At least one correspondent suggested it was an inside job, that the Nazis themselves blew up the Hindenburg for insurance money.
The conspirators also had a variety of theories regarding the means of destruction. An incendiary bullet fired from the ground was a possibility. (The FBI examined suspicious footprints at one point but found nothing.) Another theory suggested that a small plane had fired at the Hindenburg from the top. A letter writer insisted he was shot by a NYPD lieutenant on orders from Mayor Fiorello La Guardia.
The most common suspicion, however, was that a bomb had been hidden somewhere in the ship’s vast interior, ready to be activated either by a timer or a change in barometric pressure.
A theory of sabotage based on an American passenger named Joseph Spaeh (or Späh).
A German steward reported that he seemed oddly aloof and “unsympathetic to airship travel”. Spaeh also happens to be a professional contortionist and acrobat, talents useful for climbing around the ship’s interior structure and planting a bomb. At the request of the base’s naval commander, the FBI checked on Spaeh and found nothing to incriminate him.
AUDIO: An eyewitness account of the Hindenburg disaster
Decades later, a new suspect emerges
Spaeh wouldn’t be the only suspect. In a popular 1962 book, Who destroyed the Hindenburg?, writer and military historian AA Hoehling accused a crew member of being the saboteur. Based on his own research, Hoehling believed that Eric (or Erich) Spehl, a 26-year-old rigger, planted a bomb on board, allegedly encouraged by his communist girlfriend. Hoehling admitted his case against Spehl was “circumstantial.”
In 1972, another author, Michael M. Mooney, also pointed the finger at Spehl in his book, The Hindenburg. This time, enterprising German journalists tracked down a woman they identified as Spehl’s former fiancée, who denounced the theory as “absolute madness”.
Mooney’s book, in turn, became the source for the 1975 film The Hindenburgwho made a similar case but changed the name of the supposed saboteur.

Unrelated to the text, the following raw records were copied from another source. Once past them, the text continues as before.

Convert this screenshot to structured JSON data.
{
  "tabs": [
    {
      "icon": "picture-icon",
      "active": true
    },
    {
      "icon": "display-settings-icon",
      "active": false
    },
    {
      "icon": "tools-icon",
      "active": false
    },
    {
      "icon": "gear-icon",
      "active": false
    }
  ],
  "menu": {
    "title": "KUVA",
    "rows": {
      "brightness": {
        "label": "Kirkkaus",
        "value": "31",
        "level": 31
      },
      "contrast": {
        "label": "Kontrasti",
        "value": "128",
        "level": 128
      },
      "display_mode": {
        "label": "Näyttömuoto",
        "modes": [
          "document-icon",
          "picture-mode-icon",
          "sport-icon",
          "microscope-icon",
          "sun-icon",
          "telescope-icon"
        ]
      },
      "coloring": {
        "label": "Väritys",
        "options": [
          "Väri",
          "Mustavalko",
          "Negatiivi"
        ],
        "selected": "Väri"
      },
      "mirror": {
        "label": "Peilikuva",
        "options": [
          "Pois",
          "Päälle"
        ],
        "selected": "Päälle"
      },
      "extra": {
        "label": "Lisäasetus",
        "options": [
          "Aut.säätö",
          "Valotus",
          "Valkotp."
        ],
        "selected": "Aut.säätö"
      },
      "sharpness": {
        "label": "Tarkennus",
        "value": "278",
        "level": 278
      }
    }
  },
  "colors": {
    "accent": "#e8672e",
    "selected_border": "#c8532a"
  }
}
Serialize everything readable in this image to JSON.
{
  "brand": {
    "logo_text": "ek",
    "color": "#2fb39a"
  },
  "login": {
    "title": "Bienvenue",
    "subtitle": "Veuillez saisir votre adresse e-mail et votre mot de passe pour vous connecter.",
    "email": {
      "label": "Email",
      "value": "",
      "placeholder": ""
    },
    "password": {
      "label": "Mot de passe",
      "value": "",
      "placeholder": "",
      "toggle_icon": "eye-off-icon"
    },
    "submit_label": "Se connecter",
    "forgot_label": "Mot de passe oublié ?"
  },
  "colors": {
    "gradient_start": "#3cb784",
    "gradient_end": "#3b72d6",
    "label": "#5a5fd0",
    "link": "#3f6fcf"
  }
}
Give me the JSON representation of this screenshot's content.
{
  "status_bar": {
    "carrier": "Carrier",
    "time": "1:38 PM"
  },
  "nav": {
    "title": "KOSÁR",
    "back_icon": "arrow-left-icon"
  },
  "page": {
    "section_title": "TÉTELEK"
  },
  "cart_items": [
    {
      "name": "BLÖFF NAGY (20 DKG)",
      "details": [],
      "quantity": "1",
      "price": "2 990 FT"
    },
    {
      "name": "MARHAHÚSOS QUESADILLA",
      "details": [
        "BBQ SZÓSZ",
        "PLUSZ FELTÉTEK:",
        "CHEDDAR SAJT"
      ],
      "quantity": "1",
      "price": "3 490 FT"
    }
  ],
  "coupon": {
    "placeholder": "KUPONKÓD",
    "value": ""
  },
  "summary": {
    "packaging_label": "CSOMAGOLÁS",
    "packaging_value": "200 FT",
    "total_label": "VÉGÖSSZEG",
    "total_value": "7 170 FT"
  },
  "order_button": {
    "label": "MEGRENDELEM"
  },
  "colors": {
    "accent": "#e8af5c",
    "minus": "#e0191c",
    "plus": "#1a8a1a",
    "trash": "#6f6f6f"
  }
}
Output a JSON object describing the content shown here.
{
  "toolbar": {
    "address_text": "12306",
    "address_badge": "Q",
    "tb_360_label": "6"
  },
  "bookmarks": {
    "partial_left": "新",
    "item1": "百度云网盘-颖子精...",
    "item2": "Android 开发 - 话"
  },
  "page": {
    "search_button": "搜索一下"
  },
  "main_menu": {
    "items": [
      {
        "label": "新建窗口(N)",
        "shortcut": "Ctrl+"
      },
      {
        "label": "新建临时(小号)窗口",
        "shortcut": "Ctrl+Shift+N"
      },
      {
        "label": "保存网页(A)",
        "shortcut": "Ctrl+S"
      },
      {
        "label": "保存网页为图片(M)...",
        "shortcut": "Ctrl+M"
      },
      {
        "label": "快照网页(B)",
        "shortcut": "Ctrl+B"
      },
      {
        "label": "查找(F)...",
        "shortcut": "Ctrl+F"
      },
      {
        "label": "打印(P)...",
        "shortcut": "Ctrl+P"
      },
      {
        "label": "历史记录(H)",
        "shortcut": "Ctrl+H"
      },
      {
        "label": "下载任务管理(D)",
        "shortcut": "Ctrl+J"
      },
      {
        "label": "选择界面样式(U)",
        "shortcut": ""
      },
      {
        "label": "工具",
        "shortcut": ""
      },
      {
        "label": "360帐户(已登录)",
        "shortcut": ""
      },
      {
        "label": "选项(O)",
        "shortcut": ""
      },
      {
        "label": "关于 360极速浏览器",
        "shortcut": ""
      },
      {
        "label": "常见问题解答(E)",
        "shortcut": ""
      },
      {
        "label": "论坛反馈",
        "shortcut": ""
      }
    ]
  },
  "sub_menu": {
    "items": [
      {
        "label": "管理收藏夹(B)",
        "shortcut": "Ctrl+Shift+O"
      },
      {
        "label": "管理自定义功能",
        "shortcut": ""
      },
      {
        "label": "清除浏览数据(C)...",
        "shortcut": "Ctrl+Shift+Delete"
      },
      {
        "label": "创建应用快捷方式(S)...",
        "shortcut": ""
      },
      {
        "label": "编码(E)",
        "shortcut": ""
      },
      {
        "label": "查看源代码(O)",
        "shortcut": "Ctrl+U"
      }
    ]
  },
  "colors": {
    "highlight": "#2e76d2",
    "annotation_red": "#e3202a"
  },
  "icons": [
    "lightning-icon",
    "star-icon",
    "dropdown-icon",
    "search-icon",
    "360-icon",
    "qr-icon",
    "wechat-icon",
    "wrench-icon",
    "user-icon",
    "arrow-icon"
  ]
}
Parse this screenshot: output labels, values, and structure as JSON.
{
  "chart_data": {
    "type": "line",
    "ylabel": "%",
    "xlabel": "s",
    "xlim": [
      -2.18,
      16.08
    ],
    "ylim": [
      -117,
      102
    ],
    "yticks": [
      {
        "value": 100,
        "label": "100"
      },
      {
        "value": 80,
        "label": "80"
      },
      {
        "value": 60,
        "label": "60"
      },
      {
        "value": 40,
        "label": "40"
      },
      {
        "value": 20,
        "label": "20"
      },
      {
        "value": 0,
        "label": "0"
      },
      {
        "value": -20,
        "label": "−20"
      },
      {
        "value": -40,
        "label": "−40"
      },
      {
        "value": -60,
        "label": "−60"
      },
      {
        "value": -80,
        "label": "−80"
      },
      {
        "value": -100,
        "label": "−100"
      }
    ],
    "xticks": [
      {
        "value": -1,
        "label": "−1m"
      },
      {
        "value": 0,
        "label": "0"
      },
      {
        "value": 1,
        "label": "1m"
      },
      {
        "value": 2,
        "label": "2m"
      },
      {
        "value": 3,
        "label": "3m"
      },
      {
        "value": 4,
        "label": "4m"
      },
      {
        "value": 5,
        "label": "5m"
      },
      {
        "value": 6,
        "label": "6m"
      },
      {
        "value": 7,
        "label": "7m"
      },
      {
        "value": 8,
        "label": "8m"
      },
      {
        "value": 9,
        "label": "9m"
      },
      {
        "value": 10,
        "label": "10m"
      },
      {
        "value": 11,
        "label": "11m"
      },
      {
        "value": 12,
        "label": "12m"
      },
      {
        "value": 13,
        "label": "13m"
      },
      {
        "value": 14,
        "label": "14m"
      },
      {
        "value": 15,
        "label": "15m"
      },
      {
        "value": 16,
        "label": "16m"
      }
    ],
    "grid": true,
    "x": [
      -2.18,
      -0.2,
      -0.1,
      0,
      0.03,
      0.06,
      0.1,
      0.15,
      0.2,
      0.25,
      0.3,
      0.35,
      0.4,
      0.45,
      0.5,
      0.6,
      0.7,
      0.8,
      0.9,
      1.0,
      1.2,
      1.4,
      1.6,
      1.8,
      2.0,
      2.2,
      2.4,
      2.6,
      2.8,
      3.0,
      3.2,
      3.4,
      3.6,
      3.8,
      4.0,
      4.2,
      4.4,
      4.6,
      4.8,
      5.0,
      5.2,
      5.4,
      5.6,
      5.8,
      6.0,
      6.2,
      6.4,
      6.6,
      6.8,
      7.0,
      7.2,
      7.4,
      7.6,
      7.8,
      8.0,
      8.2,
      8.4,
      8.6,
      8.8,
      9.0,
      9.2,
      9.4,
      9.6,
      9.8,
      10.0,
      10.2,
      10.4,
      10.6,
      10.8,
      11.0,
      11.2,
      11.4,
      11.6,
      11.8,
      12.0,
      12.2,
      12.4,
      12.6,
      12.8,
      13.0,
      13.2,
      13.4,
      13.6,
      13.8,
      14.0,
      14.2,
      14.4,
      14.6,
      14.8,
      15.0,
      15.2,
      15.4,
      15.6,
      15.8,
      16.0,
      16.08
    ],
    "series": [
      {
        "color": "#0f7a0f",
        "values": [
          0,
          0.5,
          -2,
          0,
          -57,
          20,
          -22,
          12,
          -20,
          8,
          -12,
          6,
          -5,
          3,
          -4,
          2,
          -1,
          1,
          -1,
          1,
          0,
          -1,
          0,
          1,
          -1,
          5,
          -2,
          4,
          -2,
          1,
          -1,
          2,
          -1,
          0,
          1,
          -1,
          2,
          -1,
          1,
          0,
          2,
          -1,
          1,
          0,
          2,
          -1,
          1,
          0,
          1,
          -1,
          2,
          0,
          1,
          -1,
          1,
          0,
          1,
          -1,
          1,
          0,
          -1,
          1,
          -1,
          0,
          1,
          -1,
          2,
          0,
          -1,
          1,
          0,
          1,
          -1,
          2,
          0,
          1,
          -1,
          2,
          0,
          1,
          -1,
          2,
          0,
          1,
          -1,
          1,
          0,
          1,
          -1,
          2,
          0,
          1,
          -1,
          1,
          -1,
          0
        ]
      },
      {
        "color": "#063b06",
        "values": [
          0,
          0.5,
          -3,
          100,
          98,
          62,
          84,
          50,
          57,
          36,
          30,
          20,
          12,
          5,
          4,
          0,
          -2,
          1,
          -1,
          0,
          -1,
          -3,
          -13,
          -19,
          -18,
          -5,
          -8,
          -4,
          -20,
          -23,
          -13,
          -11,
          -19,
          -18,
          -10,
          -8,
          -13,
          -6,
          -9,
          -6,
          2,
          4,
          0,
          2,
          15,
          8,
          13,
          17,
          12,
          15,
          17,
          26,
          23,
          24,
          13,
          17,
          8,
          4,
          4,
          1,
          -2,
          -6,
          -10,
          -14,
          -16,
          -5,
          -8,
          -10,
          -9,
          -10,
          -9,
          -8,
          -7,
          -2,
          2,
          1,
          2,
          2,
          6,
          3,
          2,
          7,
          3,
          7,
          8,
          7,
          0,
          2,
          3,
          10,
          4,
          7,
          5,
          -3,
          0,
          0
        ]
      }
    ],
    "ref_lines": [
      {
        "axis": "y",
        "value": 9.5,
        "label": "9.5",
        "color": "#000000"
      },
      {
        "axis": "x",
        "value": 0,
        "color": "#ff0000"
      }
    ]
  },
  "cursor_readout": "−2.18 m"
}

The real Spehl, meanwhile, was unable to defend himself. He had been dead since 1937, victim of the crash.
READ MORE: The Hindenburg: 9 surprising facts
Official surveys blame atmospheric conditions
The American and German governments each conducted investigations into the crash, releasing their findings in July 1937 and January 1938 respectively.
Both concluded that the weather conditions on that rainy evening led to the disaster, although they differed as to the exact mechanism. The Americans suggested that an electrical phenomenon called “brush discharge” most likely ignited a hydrogen leak, starting the fast-moving fire. The Germans favored the spark theory originally put forward by Hugo Eckener.
Even so, neither investigation completely ruled out the possibility of sabotage. Nor have several generations of conspiracy theorists in the years since.
Although the general consensus among experts today is that the disaster was an accident, exactly what – or who – destroyed the Hindenburg may never be known with absolute certainty.